A single figure is wanted: the count of lines below containing the string "screenshot".

Stored data
◆ ◆ ◆ ◆
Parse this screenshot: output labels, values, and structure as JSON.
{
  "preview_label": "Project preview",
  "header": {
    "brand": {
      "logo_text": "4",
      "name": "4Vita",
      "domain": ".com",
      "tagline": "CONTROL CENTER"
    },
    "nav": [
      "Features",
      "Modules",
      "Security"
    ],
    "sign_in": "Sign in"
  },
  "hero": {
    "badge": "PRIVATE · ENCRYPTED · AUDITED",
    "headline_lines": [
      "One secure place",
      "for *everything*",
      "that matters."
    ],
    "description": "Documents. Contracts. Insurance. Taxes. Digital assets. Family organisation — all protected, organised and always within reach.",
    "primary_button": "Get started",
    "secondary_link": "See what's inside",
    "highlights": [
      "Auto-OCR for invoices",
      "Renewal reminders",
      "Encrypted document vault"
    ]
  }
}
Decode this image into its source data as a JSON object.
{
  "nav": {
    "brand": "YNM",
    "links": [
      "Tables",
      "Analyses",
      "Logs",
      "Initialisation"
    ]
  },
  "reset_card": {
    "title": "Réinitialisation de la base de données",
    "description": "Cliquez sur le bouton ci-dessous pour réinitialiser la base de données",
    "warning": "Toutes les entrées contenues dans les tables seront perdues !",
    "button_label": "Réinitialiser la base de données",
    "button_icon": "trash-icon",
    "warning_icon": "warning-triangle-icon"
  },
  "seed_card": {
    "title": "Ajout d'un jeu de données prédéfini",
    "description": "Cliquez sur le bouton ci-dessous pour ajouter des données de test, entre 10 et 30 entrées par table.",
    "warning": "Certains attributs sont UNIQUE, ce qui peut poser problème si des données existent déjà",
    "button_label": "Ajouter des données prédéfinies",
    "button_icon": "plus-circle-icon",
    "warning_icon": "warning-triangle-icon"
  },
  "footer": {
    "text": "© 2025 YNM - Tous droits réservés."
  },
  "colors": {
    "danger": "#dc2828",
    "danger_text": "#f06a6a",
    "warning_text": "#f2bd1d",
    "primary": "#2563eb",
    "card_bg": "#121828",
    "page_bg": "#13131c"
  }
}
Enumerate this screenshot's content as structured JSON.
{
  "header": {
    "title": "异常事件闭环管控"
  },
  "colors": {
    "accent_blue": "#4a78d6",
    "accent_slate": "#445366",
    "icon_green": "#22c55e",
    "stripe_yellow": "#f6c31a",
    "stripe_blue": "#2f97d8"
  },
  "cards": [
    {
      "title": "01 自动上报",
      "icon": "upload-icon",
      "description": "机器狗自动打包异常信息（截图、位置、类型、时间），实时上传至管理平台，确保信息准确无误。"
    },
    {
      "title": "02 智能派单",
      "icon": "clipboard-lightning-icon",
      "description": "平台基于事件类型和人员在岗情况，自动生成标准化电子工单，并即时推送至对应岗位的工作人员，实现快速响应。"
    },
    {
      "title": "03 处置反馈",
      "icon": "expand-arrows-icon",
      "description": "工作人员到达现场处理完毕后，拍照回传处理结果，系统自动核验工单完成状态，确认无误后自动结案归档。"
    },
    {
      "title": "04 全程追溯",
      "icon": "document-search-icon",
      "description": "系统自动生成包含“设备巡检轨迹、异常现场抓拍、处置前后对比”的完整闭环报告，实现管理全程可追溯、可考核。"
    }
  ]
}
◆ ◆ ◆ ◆
Response to the exercise
2